(Data records for software interfaces)

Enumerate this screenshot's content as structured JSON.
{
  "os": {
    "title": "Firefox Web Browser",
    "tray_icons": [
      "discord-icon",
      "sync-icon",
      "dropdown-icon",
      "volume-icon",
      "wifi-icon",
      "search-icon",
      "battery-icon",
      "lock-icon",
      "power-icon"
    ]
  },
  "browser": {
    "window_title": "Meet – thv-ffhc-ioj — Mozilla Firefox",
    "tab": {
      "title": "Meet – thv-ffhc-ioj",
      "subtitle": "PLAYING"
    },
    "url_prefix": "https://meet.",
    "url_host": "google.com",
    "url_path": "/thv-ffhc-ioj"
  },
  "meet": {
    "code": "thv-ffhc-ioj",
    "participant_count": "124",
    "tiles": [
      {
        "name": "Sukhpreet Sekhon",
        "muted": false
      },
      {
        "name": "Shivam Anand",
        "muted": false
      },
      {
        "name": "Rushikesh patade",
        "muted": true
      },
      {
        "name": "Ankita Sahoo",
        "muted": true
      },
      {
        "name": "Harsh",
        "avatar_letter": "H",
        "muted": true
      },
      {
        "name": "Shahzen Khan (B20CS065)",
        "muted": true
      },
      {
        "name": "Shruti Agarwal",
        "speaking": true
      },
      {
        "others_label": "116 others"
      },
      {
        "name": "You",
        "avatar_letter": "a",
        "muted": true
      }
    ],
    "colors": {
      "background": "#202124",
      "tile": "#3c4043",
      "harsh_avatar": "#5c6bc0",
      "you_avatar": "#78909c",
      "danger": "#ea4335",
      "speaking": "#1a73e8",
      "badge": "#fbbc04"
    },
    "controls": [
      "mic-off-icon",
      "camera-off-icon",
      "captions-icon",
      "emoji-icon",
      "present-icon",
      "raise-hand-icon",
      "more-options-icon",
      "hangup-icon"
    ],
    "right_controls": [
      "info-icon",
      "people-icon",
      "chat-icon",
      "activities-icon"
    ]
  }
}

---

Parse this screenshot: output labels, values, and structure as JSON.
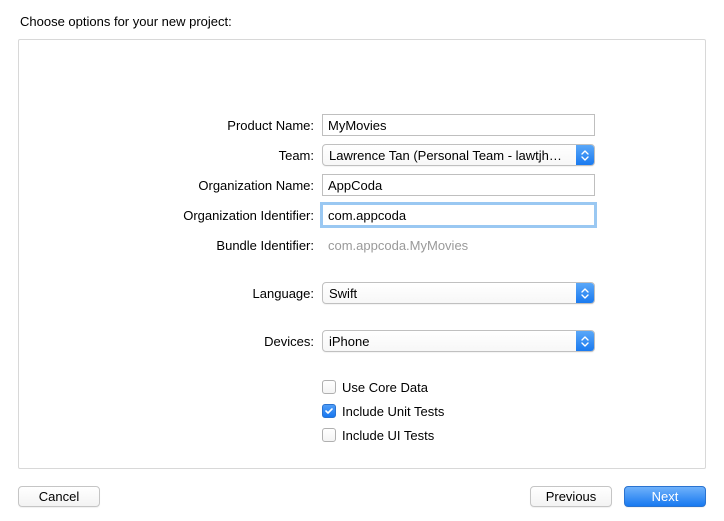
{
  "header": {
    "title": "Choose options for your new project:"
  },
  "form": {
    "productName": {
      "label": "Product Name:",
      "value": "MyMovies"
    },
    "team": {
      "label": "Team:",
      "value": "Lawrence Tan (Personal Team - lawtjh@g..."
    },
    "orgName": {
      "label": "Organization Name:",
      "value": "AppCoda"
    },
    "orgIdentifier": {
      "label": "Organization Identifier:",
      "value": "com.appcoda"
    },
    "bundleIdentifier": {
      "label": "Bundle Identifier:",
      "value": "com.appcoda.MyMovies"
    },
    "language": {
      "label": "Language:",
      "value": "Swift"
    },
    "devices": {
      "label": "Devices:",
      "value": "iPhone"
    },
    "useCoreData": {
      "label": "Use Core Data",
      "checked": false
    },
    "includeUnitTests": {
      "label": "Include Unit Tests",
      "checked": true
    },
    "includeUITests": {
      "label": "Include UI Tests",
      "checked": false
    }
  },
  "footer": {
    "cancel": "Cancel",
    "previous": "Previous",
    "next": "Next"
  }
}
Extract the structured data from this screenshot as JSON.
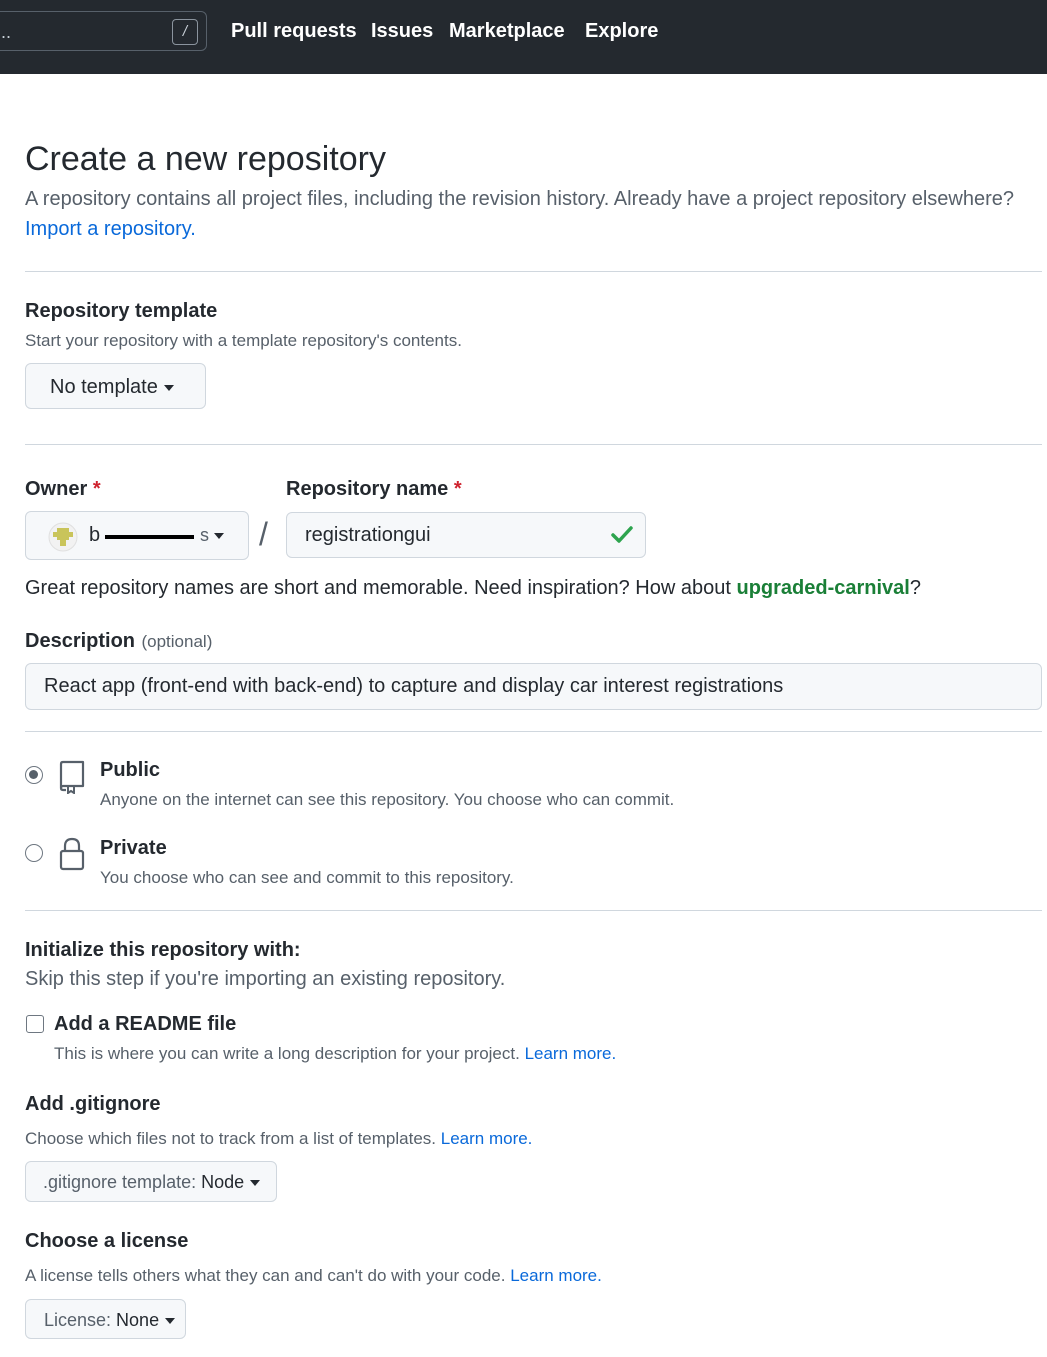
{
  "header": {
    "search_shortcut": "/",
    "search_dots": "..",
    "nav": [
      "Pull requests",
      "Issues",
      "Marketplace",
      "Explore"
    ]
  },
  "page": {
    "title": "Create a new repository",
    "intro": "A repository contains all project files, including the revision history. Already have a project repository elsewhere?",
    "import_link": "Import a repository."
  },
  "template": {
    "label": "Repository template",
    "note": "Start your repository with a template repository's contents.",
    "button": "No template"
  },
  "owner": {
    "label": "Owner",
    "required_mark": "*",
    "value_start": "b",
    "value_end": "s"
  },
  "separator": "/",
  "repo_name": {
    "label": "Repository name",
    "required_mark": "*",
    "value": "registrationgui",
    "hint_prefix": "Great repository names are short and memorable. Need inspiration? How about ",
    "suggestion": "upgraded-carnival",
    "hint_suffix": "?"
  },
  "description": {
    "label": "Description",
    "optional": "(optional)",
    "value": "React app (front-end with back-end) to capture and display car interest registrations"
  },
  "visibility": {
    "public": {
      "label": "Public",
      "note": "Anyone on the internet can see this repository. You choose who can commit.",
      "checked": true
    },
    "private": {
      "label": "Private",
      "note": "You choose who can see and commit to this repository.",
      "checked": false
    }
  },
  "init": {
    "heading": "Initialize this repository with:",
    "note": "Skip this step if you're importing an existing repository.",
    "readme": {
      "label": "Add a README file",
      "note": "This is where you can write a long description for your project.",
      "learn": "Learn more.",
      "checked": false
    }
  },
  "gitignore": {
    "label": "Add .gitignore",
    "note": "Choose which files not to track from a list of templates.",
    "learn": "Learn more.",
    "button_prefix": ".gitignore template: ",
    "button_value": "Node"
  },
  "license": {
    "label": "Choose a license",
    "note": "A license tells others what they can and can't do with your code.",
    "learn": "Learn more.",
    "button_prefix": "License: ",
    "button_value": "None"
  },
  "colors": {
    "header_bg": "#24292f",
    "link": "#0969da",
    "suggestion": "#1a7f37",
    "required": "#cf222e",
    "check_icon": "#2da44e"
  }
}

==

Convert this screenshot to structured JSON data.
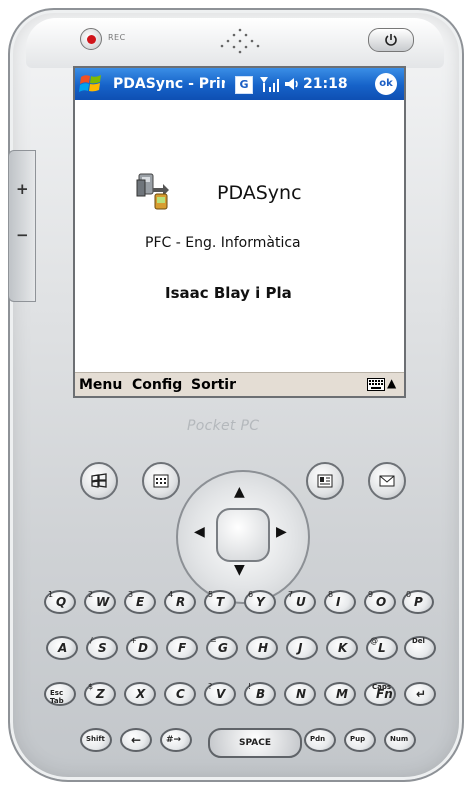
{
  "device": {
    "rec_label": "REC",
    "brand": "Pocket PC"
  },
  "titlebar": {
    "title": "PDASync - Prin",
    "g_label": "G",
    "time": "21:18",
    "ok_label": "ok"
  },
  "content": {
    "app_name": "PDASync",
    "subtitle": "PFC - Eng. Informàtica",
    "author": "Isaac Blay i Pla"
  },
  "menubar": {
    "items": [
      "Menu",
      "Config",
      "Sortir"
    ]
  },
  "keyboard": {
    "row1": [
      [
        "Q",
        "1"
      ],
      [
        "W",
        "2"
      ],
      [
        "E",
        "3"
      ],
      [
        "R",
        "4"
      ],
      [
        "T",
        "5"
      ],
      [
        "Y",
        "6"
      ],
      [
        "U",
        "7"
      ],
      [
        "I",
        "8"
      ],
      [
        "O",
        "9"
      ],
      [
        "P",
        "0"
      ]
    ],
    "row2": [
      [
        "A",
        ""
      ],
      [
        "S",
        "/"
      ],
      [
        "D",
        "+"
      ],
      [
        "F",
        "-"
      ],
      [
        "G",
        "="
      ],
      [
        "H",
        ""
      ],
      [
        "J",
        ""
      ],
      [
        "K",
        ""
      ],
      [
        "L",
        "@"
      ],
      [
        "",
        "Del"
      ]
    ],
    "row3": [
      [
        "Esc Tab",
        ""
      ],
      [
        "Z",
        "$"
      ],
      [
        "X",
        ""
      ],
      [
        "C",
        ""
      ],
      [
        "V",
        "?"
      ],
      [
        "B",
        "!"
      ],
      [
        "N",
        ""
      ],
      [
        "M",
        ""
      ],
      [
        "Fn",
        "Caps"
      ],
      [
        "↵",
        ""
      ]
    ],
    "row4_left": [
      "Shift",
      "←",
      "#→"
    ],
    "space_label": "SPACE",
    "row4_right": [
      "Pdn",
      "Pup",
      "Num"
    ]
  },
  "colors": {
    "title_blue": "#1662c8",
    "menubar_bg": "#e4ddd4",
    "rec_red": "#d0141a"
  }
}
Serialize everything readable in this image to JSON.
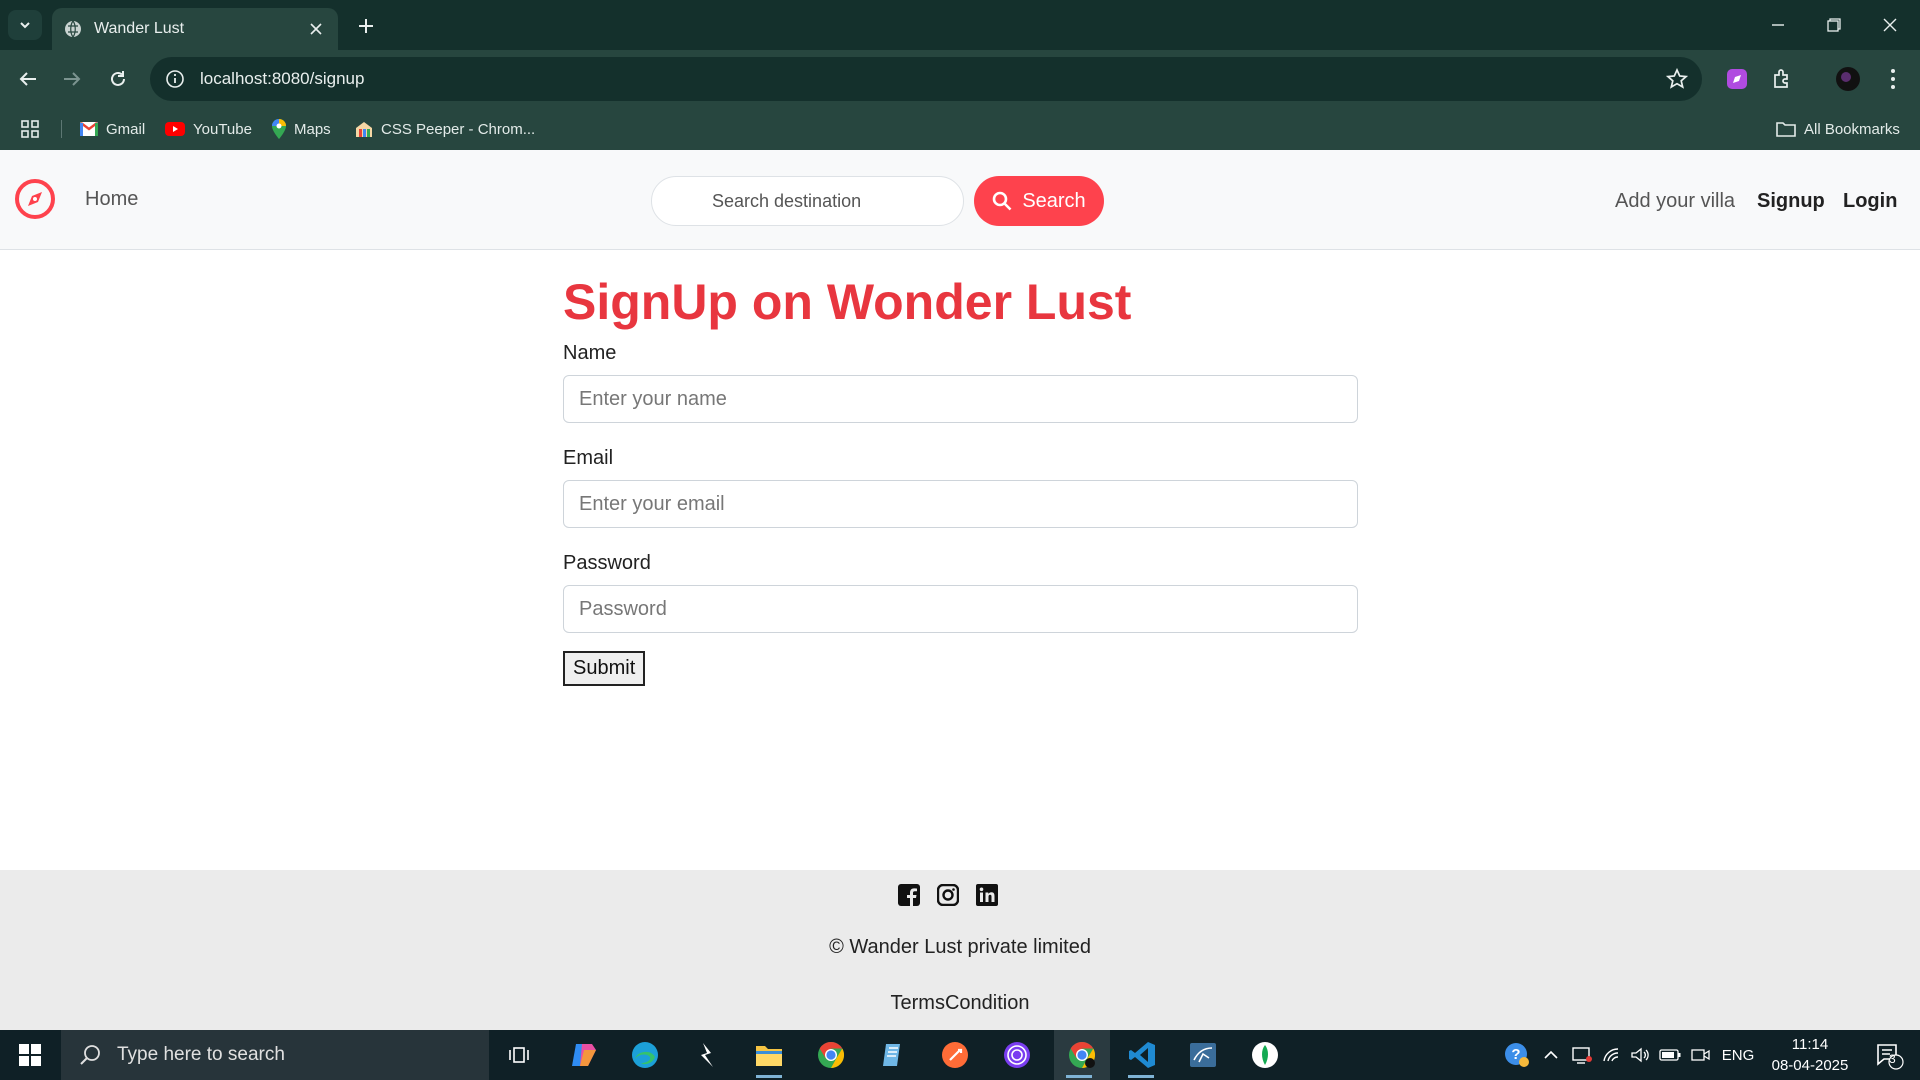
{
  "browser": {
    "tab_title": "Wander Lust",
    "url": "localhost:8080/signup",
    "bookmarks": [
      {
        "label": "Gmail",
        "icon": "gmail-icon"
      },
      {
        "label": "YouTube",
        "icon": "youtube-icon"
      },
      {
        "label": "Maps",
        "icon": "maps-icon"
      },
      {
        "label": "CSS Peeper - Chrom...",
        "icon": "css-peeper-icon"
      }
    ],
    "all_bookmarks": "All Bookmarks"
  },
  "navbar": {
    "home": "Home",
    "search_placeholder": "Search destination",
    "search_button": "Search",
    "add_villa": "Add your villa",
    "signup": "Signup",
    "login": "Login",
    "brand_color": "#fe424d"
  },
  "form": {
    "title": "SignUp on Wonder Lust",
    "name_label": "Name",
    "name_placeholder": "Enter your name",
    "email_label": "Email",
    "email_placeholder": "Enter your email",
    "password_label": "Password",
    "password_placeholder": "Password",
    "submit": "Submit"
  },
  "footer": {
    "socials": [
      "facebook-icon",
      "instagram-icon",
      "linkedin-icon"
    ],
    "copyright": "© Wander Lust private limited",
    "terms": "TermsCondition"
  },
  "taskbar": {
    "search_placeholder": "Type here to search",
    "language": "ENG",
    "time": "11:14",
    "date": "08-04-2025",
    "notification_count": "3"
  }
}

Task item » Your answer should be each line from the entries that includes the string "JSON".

Solution to this exercise »
Enumerate this screenshot's content as structured JSON.
Parse this screenshot: output labels, values, and structure as JSON.
Extract the structured data from this screenshot as JSON.
Convert this screenshot to structured JSON data.
Serialize everything readable in this image to JSON.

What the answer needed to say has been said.